#### WHAT IS REQUIRED
Using the listing below, please gather every line containing the word "name".
── MATERIAL SUPPLIED
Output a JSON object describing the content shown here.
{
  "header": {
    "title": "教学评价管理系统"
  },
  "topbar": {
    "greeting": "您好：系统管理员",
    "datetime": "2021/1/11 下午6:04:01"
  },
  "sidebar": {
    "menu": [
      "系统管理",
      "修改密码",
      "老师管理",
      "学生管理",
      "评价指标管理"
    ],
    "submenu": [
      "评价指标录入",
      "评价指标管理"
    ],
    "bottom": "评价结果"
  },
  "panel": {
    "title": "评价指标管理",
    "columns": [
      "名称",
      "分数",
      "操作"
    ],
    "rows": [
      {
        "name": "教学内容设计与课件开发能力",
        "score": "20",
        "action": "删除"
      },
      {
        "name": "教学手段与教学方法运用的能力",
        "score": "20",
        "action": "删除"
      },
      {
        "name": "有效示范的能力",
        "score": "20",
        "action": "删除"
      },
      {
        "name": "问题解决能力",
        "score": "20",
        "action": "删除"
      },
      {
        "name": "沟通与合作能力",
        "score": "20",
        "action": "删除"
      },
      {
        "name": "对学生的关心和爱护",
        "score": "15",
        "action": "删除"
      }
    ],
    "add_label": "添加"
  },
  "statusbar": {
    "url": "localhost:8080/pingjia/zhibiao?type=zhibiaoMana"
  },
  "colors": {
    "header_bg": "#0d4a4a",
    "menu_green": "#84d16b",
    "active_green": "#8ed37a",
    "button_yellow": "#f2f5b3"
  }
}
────
#### TASK RESULT
        "name": "教学内容设计与课件开发能力",
        "name": "教学手段与教学方法运用的能力",
        "name": "有效示范的能力",
        "name": "问题解决能力",
        "name": "沟通与合作能力",
        "name": "对学生的关心和爱护",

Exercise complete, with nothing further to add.